I have arrived at a simplified point in my life. No longer a youth, and not yet “mature”, I’ve seen enough to know a little, and the little that I know is quite nice. I’ve grown up in and around ministry; the lives of both my parents have been etched with an unmistakable passion for God. The force of their lives, mixed with an unmasked reality of the relationship between God and humanity, became the stabilizing center of my life a long time ago. I never saw the hypocrisy that has often been revealed in the midweek’s of parents in ministry. My parents’ giftings and passions, as well as their flaws and failures, were equally visible from the pulpit and the couch. This is a transparency and a reality that I respect and am deeply grateful for. Even when I was unsure of myself, I was sure of them. This surety has enabled me to wander far from home, sometimes figuratively and often literally, knowing that I had, and to this day have, an anchor, and that I am secure in all the ways that matter. The fact that through my parents, and their various accomplices, I was exposed to a high level of practical, active, and relational theology is something that I appreciate very much. The impact of the Holy Spirit hasn’t hurt much either.

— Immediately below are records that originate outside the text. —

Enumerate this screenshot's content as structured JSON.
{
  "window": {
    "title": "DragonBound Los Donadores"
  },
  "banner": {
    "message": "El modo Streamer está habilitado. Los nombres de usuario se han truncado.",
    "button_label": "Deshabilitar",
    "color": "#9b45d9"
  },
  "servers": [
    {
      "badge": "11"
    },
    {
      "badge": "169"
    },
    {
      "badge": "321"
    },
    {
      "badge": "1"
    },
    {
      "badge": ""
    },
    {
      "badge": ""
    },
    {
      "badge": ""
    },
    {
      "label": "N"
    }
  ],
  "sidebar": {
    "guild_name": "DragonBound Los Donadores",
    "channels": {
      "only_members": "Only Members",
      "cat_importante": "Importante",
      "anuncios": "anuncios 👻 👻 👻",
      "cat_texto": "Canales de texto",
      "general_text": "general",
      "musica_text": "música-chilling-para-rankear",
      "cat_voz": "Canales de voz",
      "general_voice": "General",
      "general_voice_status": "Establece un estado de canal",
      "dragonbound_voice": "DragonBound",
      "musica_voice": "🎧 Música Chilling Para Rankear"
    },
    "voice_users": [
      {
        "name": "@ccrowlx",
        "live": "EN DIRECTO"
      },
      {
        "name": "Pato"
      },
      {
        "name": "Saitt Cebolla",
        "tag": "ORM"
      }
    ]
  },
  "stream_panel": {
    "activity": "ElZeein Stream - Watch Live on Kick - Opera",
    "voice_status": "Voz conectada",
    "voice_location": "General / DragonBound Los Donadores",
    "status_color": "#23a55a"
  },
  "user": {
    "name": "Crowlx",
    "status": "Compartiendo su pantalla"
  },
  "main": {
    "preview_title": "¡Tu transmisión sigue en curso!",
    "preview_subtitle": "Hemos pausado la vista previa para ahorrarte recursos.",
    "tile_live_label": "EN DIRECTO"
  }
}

The simplicity that is in my life is found in a singular desire and a simple passion. For all of my exposure to the world, broken politics, church politics, the excesses and successes of some communities, the failures and depravities of others, as well as my ever present list of needs and desires, I have arrived at a place where I can honestly say that all I really care about is knowing and being known by God and experiencing and sharing in the gospel of Jesus Christ. My list of accomplishments and hardships is not nearly as impressive or comprehensive as Paul’s, but it has been enough to enable me to realize that everything completely useless without God. That said, as a general rule, I’m not opposed to comfort and freedom.
I’ve sat through enough “good advice” sermons to know that no one really listens to them and enough “high scholarship” lessons to know that if it isn’t practical it may as well be in Swahili for all the good it does. At the same time, when the gospel comes out, whether it is from an ex-addict or an active one, from a country pulpit or a mud hut without a pulpit, in a lecture hall with an English accent or around a campfire aided by some single malt, it leaves an indelible footprint in the soul. I’ve seen it bring joy, set people free, stimulate greater and lesser intellects alike, and fundamentally change lives. Regardless of whatever else is going on, the gospel matters.
I am a current sinner who is in the process of being reformed by the active presence of the Holy Spirit. I like things that I shouldn’t like and I make mistakes I shouldn’t make, but I love Jesus, and step by awkward and slow step I’m coming closer to him. I’ve been without guilt for a little while now, shame is a distant memory (yet still a memory), and regret is rarely seen. I am more aware of the depth of my brokenness and sinful nature, while at the same time being less concerned with them than ever before; both of these realities are connected in every way to a growing understanding of, and a dependence on, the gospel of God.
This book is not meant to be comprehensive from a scholarly perspective or universally applicable from a practical perspective. It is simply a collaboration of accounts and presentations of the gospel in various forms and from different perspectives. The unifying thread is that, in some form or fashion, they have each impacted me. In the shadow of each of these presentations, resides a moment from my life that in some way, small or large, altered the way that I see and relate to God. Regardless of how these stories and presentations impact you, they have already done work in me. That said, I hope and pray that the Spirit continues to reveal God through them.